Prompt
Copy exactly the lines from the one containing "Serialize everything readable" through the last line of the records below, both included, and leave out the pictures.

Exercise input
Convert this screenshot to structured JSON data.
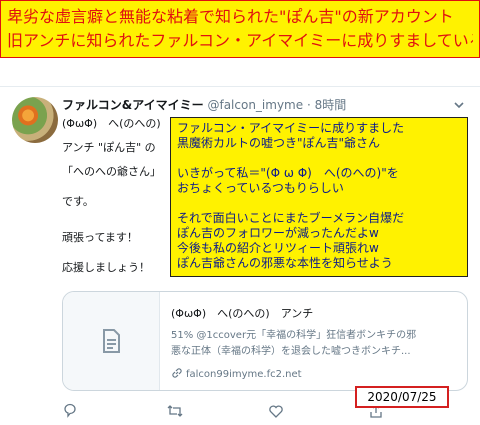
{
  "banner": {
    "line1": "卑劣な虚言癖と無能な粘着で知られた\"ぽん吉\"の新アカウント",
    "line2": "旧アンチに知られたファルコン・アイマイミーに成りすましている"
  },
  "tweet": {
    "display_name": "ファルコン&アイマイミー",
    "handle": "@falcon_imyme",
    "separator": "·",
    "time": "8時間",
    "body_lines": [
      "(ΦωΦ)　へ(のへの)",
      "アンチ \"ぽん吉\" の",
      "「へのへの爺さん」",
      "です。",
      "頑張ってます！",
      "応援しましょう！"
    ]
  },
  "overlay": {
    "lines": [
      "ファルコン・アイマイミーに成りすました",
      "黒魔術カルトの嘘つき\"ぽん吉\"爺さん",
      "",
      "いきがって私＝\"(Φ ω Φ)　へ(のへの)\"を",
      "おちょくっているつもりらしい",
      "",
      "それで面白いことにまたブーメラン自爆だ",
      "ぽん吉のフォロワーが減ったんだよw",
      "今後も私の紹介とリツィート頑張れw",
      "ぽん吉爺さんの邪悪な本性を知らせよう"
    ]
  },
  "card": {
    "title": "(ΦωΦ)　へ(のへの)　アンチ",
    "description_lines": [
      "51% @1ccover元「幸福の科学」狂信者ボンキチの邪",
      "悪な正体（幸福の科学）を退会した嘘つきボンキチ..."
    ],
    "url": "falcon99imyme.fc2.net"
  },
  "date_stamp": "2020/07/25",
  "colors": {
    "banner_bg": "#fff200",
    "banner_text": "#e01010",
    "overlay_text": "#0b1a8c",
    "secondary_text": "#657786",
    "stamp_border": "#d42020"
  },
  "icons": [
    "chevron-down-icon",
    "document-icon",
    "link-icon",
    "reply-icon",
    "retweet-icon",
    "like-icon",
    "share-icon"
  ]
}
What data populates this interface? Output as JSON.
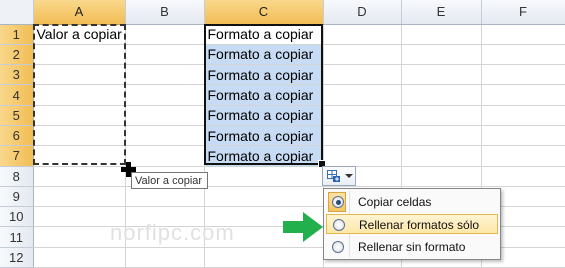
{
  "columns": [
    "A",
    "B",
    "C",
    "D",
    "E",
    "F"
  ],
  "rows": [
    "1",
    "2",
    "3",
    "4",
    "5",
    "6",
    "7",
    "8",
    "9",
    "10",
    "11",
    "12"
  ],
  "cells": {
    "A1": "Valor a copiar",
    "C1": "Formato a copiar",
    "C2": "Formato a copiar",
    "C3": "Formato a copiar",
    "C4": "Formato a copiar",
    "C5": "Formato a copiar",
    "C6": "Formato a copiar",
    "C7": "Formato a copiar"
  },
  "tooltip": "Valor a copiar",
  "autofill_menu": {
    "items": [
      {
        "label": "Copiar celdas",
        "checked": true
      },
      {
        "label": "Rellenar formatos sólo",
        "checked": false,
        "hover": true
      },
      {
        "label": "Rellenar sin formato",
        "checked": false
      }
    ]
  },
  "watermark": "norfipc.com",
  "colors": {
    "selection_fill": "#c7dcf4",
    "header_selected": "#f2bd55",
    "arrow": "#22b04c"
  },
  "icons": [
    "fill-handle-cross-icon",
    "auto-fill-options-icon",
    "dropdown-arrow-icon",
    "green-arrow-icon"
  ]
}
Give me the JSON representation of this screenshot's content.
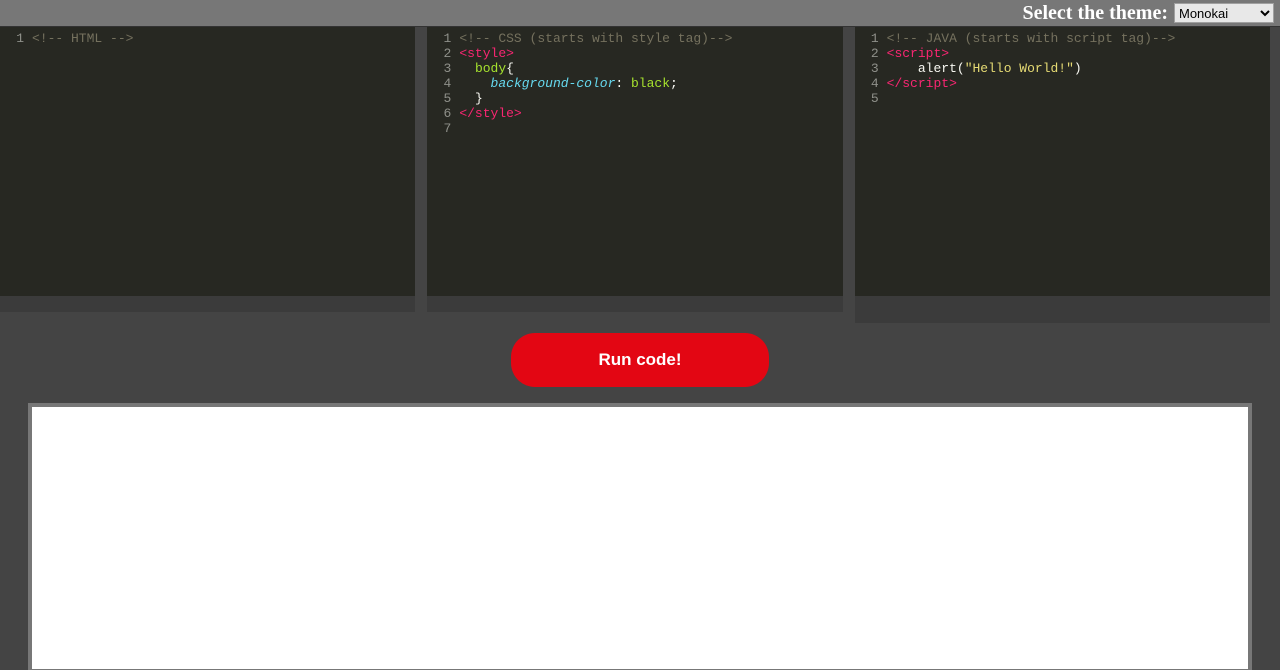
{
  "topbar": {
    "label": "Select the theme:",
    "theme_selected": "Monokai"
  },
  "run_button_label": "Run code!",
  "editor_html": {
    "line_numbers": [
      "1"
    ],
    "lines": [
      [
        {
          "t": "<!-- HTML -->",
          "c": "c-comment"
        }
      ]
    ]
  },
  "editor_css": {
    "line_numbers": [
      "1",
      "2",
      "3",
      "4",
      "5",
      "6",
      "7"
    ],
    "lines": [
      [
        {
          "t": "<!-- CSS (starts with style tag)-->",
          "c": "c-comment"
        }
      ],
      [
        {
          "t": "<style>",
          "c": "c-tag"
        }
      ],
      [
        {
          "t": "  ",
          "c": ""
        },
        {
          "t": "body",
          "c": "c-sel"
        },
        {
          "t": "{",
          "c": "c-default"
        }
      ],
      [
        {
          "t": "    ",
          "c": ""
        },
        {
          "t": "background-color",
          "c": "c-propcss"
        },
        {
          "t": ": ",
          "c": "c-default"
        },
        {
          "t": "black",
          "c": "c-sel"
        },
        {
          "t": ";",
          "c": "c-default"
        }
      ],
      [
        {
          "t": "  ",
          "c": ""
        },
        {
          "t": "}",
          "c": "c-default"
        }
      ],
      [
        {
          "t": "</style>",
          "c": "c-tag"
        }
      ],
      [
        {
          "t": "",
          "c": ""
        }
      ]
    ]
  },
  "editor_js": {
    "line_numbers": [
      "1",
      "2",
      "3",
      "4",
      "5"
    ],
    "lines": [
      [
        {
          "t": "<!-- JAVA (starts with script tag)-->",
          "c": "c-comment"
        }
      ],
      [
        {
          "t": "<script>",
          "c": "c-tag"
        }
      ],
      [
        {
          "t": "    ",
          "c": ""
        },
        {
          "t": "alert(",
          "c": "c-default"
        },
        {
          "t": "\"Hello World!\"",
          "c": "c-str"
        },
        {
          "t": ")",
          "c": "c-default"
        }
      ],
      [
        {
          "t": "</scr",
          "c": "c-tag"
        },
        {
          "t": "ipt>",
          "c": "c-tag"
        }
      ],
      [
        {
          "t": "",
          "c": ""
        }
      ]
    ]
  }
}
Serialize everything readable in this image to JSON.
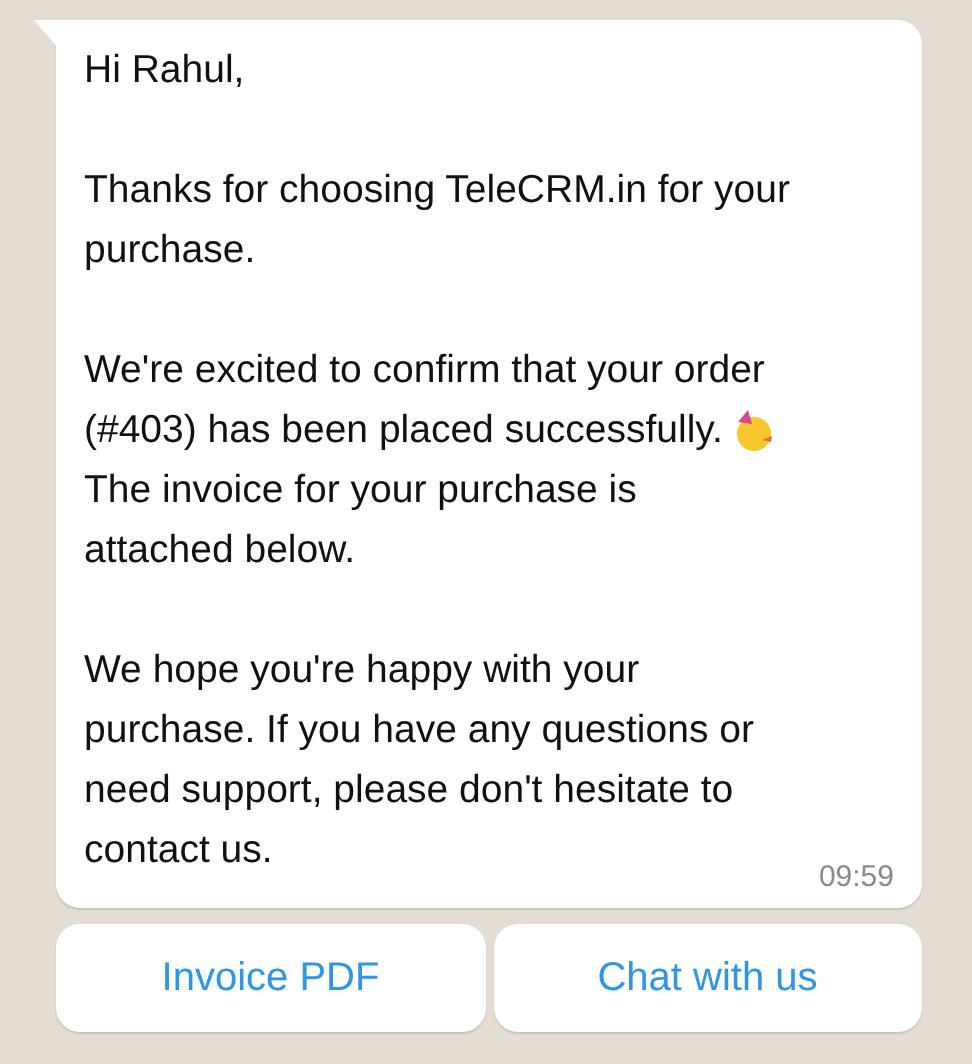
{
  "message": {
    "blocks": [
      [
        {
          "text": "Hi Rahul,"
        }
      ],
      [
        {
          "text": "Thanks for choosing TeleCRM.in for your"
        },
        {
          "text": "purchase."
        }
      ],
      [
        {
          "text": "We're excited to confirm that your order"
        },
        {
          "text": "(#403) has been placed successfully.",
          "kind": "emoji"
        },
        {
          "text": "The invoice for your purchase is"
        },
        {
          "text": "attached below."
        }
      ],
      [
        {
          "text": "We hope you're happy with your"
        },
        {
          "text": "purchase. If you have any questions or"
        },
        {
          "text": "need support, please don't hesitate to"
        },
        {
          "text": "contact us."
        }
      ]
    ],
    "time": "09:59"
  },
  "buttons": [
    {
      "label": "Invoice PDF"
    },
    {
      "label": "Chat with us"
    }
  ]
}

Solution
Serialize everything readable in this image to JSON.
{
  "message": {
    "blocks": [
      [
        {
          "text": "Hi Rahul,"
        }
      ],
      [
        {
          "text": "Thanks for choosing TeleCRM.in for your"
        },
        {
          "text": "purchase."
        }
      ],
      [
        {
          "text": "We're excited to confirm that your order"
        },
        {
          "text": "(#403) has been placed successfully.",
          "kind": "emoji"
        },
        {
          "text": "The invoice for your purchase is"
        },
        {
          "text": "attached below."
        }
      ],
      [
        {
          "text": "We hope you're happy with your"
        },
        {
          "text": "purchase. If you have any questions or"
        },
        {
          "text": "need support, please don't hesitate to"
        },
        {
          "text": "contact us."
        }
      ]
    ],
    "time": "09:59"
  },
  "buttons": [
    {
      "label": "Invoice PDF"
    },
    {
      "label": "Chat with us"
    }
  ]
}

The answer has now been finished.